I have a lot to say, but how can I organize my thoughts?
Having a lot to write about a topic can be almost as frustrating as not knowing what to say. In both cases, you’re trying to figure out what pieces of information belong and how they fit together. Strategies for figuring out what to include are similar to those involved in brainstorming and generating ideas.
It’s important to begin the process (of composing) early—this leaves time for reading. Not only does reading help us think about a topic, but it can help you decide what is important to include in your outline, and finally, your draft.
Writing your ideas down
Sometimes the best way to get organized is to be able to stand back from your ideas and think about them. Once you understand the assignment and have done enough research, you can create a list, or a web, or a freewrite, of ideas. Having all the pieces in front of you can help you decide what to do with them. You can do this on paper or even with index cards so you can move things around more easily.
Making your ideas work together
Sort the ideas you do have. Do some of these ideas seem to be making very similar points? Could one be used as a main idea while others might be examples? If you can create categories, ask yourself: in what way might the categories be related? This can help you decide which to talk about first, second, third, and so on. Keep in mind the overall point you want to make, your argument, or your thesis. Are your categories ordered in a way that will allow your content to build and ultimately accomplish your goal in writing? Creating an outline is helpful, even if your outline looks like a detailed (ordered—ordered is key) list.
Be ready to leave out some topics. When we have a lot to say about something we can easily get off track. Writing about pet ownership could include things like what kind of pet one should buy, the best training strategies, how a having a pet could influence your social life. All these things are related, but including them all in one paper would be overwhelming. Select the pieces that fit together best, and save the other points for a different piece of writing.
Revising your ideas
After you’ve finished a draft, be sure to seek feedback. After completing the piece, you might be too close to it to see how your ideas are working together. You might need to rearrange ideas, or even add/cut something, in order to fully develop your piece.

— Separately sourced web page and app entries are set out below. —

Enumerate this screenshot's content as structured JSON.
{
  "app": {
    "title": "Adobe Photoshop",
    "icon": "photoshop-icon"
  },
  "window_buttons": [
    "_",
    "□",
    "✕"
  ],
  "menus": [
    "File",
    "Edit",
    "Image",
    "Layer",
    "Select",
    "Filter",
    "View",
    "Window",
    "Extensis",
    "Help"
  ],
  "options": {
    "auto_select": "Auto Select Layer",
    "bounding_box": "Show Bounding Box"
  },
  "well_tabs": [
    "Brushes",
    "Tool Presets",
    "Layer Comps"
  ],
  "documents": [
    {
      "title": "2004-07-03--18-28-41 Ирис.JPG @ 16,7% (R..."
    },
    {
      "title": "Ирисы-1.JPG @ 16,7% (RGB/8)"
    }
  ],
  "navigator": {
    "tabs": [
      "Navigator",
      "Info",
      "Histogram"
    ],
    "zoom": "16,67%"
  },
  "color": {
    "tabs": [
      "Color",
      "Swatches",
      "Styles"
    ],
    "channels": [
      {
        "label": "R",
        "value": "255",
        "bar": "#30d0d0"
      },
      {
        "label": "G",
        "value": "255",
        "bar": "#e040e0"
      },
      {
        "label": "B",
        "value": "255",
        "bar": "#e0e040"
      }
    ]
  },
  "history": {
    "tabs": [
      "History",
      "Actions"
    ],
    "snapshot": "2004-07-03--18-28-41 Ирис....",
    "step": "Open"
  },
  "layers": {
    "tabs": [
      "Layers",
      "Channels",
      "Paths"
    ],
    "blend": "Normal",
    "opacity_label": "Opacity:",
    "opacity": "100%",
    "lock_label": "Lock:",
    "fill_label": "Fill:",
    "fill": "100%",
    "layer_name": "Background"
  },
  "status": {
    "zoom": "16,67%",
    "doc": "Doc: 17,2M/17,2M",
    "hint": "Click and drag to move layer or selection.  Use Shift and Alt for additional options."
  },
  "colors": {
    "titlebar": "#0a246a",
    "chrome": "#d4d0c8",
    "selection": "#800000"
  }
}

One revision strategy we often use to work on organization is the “reverse outline.” To do this, take your draft and write a brief summary of each paragraph, either in the margins or on a separate page. This is a quick and easy way to see how your draft moves from one idea to the next.
What can the Writing Center do to help?
Writing Center consultants are available to help with any stage of the writing process. We can help you to identify the different points you have in response to a prompt and then sort them out. We can also talk to you about what you think the most important ideas are and how that relates to the other information you are considering including in your writing. Finally, for this kind of concern, we can help you develop an outline to write from, or give you feedback specifically regarding organization.